How are you doing with your "spring things" checklist? Heard the spring peepers? Seen the pussywillows in bloom? How about the 'peenting' calls of woodcock? First dandelion?
There are many natural events that mark this wonderful swing in our weather from snow squalls to rain showers. For some of us there is usually a significant sighting or event, such as those listed above, that must be experienced before accepting that spring is actually here.
For myself, I usually get excited about finding a certain wildflower blooming, or hearing a chorus of spring peepers fill the evening air. So it came as a shock this spring when I stumbled upon a seasonal event that I had somehow overlooked for decades... the spawning run of suckers.
These primitive looking fish have been spawning in shallow streams for eons, and the surrounding Lakes Simcoe and Couchiching are fed by hundreds of little watercourses. Each of these watershed components are providing suckers with a venue for a romantic get-away; and while thrashing about in warm muddy water may not be every fish's dream of the perfect date, it seems good enough for our local white suckers.
Throughout Ontario there are a few different species of these bottom feeding fish, but the most common around these here parts will be the white sucker. During the spawning run the males will have a clearly defined black stripe running along each side.
The fish seen in these shallow streams are often quite large, most easily longer than a foot (that would be 30 centimetres for you metrically hip and with-it folks). These spawning runs are for grownup fish only; for the first seven years of their life young suckers have to wait in the deep lake until the festival is over.

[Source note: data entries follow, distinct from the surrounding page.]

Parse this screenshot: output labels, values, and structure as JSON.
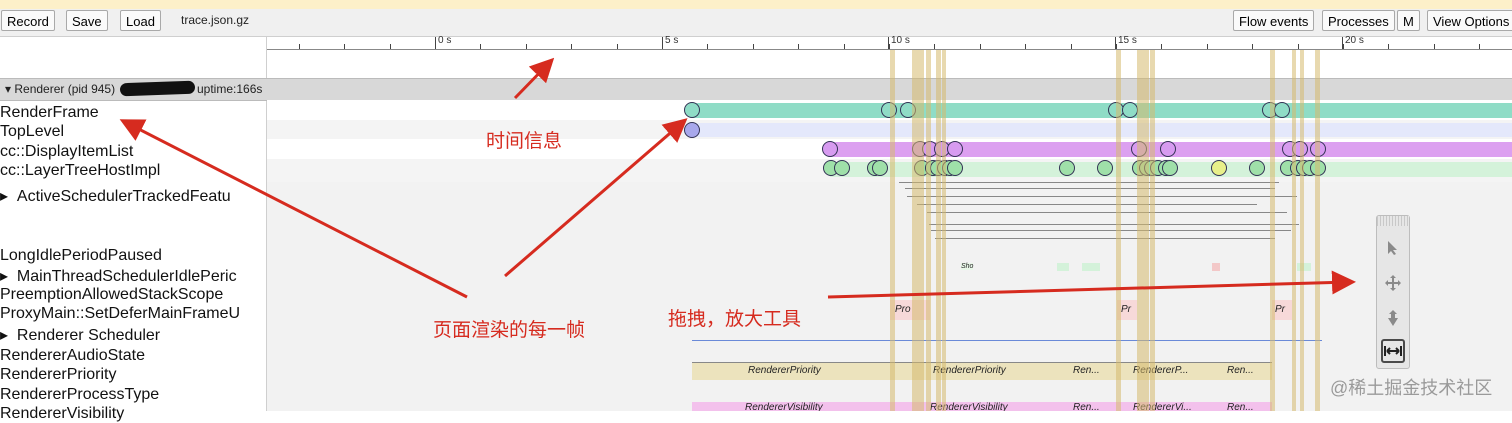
{
  "toolbar": {
    "record_label": "Record",
    "save_label": "Save",
    "load_label": "Load",
    "filename": "trace.json.gz",
    "flow_events_label": "Flow events",
    "processes_label": "Processes",
    "m_label": "M",
    "view_options_label": "View Options"
  },
  "ruler": {
    "ticks": [
      "0 s",
      "5 s",
      "10 s",
      "15 s",
      "20 s"
    ]
  },
  "process": {
    "label": "Renderer (pid 945)",
    "uptime": "uptime:166s"
  },
  "tracks": {
    "render_frame": "RenderFrame",
    "top_level": "TopLevel",
    "display_item_list": "cc::DisplayItemList",
    "layer_tree_host_impl": "cc::LayerTreeHostImpl",
    "active_scheduler": "ActiveSchedulerTrackedFeatu",
    "long_idle": "LongIdlePeriodPaused",
    "main_thread_scheduler": "MainThreadSchedulerIdlePeric",
    "preemption": "PreemptionAllowedStackScope",
    "proxy_main": "ProxyMain::SetDeferMainFrameU",
    "renderer_scheduler": "Renderer Scheduler",
    "renderer_audio_state": "RendererAudioState",
    "renderer_priority": "RendererPriority",
    "renderer_process_type": "RendererProcessType",
    "renderer_visibility": "RendererVisibility"
  },
  "slices": {
    "priority": [
      "RendererPriority",
      "RendererPriority",
      "Ren...",
      "RendererP...",
      "Ren..."
    ],
    "visibility": [
      "RendererVisibility",
      "RendererVisibility",
      "Ren...",
      "RendererVi...",
      "Ren..."
    ],
    "pro": [
      "Pro",
      "Pr",
      "Pr"
    ],
    "sho": "Sho"
  },
  "annotations": {
    "time_info": "时间信息",
    "each_frame": "页面渲染的每一帧",
    "drag_zoom": "拖拽，放大工具"
  },
  "watermark": "@稀土掘金技术社区",
  "colors": {
    "annotation": "#d62b1f",
    "render_frame": "#8fdcc6",
    "display_list": "#dca0f0",
    "layer_tree": "#bfeec9",
    "frame_column": "#d8c47a"
  },
  "icons": [
    "select-arrow-icon",
    "pan-icon",
    "zoom-icon",
    "timing-icon"
  ]
}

The sucker run may last several weeks, although actual spawning only takes place late in the season. As soon as the spring melt water reaches ten degrees Celsius an ancient urge lures these fish out of the deep cold lake and up through these much warmer currents. After the fun and games are over, they return to the shallow areas of the big lakes, leaving behind their eggs to hatch and the young fry fend for themselves (each female lays between 30,000 and 100,000 eggs).
Despite the apparent easy pickings, anglers do not go after suckers the way they pursue the elusive walleye, perch, bass or trout. Rumour has it that sucker meat is bony and tasteless, so captured in a statement from 1838 that said they are, "a worthless prize full of bones, and very watery". Yuck, who wants to go after worthless prizes?

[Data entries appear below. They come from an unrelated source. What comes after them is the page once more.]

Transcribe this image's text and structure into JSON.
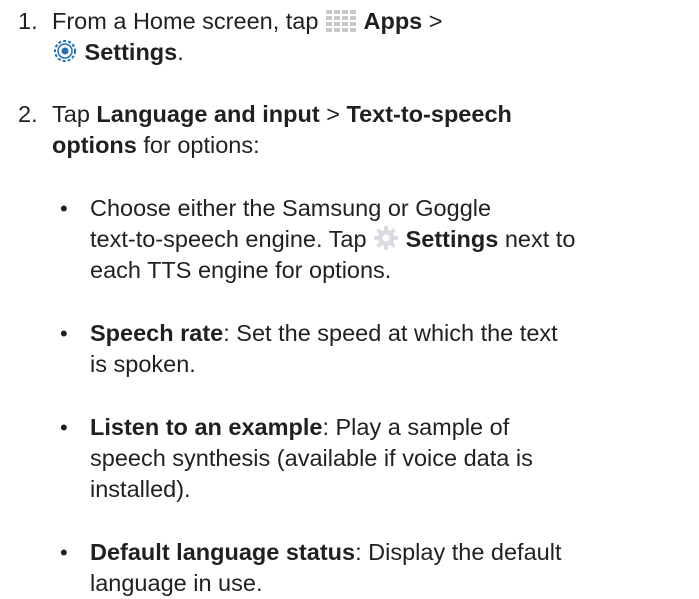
{
  "step1": {
    "number": "1.",
    "line1_a": "From a Home screen, tap ",
    "apps_icon": "apps-grid-icon",
    "apps_label": "Apps",
    "line1_b": " >",
    "settings_icon": "settings-gear-blue-icon",
    "settings_label": "Settings",
    "period": "."
  },
  "step2": {
    "number": "2.",
    "tap": "Tap ",
    "language_input": "Language and input",
    "sep": " > ",
    "tts_line1": "Text-to-speech",
    "tts_line2": "options",
    "for_options": " for options:"
  },
  "bullets": {
    "b1_line1": "Choose either the Samsung or Goggle",
    "b1_line2a": "text-to-speech engine. Tap ",
    "b1_icon": "settings-gear-icon",
    "b1_settings": "Settings",
    "b1_line2b": " next to",
    "b1_line3": "each TTS engine for options.",
    "b2_term": "Speech rate",
    "b2_line1": ": Set the speed at which the text",
    "b2_line2": "is spoken.",
    "b3_term": "Listen to an example",
    "b3_line1": ": Play a sample of",
    "b3_line2": "speech synthesis (available if voice data is",
    "b3_line3": "installed).",
    "b4_term": "Default language status",
    "b4_line1": ": Display the default",
    "b4_line2": "language in use."
  },
  "colors": {
    "text": "#231f20",
    "apps_icon": "#c8c8c8",
    "settings_icon": "#1e6fb3",
    "gear_icon": "#d8dce0"
  }
}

Yet a peruse of the 1970 Department of Lands and Forests booklet "Fisheries of Lake Simcoe" shows that, for a while at least, suckers were commercially netted and their meat sold. The first blip on the graph was from 1887 through 1902 when over 20,000 pounds of this species was taken annually from Lake Simcoe; the second and longer period of harvesting ran from 1912 through 1940 with well over 50,000 pounds being taken on a yearly average. Looks like the Great Depression had people accepting these less than desirable fish meat into their diet.
Over the last half century few people have actively fished for suckers. There are those who say that pickled sucker meat is palatable or that catching and eating suckers as a survival food is an option, but hardly the glowing recommendation that trout or bass are known for.

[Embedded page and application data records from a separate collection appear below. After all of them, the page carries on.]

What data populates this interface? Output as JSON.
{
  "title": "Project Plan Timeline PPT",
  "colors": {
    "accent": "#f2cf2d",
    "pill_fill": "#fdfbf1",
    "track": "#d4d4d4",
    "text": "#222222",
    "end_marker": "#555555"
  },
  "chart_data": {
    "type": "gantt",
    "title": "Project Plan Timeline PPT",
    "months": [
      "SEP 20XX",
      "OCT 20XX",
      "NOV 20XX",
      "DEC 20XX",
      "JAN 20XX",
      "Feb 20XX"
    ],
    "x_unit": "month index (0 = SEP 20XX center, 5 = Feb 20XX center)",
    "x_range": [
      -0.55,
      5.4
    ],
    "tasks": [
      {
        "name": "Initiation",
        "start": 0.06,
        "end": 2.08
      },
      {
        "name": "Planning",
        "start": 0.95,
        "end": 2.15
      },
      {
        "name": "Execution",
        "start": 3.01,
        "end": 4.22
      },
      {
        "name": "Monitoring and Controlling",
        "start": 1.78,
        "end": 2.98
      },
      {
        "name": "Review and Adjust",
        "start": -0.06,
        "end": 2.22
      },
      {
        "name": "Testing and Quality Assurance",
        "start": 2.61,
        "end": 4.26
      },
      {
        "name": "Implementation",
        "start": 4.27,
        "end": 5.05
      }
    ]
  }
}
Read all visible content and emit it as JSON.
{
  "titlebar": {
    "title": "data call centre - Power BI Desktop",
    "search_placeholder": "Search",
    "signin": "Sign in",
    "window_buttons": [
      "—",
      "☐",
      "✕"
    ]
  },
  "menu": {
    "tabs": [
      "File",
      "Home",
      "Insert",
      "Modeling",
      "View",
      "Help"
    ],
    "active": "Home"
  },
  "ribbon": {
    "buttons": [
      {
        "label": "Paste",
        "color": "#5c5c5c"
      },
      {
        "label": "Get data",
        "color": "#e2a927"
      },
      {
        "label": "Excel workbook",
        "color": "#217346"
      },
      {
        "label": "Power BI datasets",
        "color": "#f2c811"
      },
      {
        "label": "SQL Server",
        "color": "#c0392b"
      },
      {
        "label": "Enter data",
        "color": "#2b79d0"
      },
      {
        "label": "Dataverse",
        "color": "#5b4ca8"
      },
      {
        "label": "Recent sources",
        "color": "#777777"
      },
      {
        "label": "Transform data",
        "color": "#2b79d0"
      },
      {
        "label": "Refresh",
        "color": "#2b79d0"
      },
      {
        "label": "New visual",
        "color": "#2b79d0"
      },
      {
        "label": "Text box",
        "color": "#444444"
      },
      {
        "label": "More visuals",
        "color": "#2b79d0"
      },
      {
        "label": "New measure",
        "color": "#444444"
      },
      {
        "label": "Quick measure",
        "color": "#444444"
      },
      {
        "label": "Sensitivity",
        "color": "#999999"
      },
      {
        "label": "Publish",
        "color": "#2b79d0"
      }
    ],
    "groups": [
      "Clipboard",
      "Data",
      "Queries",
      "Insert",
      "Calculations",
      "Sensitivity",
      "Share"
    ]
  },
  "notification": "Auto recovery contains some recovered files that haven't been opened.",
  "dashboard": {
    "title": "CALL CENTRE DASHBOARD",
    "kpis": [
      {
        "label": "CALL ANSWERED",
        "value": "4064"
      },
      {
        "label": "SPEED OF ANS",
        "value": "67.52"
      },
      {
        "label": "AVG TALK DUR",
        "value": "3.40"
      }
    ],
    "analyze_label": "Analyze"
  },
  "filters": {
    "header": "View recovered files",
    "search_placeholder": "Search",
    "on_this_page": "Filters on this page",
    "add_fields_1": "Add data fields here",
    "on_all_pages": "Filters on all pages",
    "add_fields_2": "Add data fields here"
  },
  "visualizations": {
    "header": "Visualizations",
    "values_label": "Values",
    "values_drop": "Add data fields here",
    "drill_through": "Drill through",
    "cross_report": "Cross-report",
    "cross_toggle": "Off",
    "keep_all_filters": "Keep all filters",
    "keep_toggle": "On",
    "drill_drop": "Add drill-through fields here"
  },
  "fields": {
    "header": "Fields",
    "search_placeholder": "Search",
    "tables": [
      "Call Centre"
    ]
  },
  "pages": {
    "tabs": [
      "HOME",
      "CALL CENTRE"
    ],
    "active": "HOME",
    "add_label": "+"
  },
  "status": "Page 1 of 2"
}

But if humans don't eat them, does that mean that they are truly worthless? Hardly.
Young suckers are the main food item for walleye, northern pike and, if you can find them, muskellunge (also known as 'musky'). Very young suckers are taken by kingfishers and great blue heron. And adults are often seen clutched in the talons of our local fish-eating hawk, the osprey. So, yeah, suckers are kind of important to other life forms.
Mind you, seeing that suckers are bottom feeders makes me a little nervous of just what can be found in their muscles and fat. There is still a lot of chemical crap that we humans put into the water and some of that is filtered out by snails, clams and aquatic vegetation.
Of course suckers love to eat snails, clams and aquatic vegetation, so up the food chain goes this chemical transfer. It was this process that first alerted scientists in the 1970s of the nasty accumulative effect that DDT was having on osprey and peregrine falcons (who eat snail-eating ducks).
While we have made good strides in cleaning up some of the effluent that enters Lake Simcoe, we haven't got it all, yet. Until we do, I will utilize suckers as another marker of spring rather than a "worthless prize" at the end of a fishing line.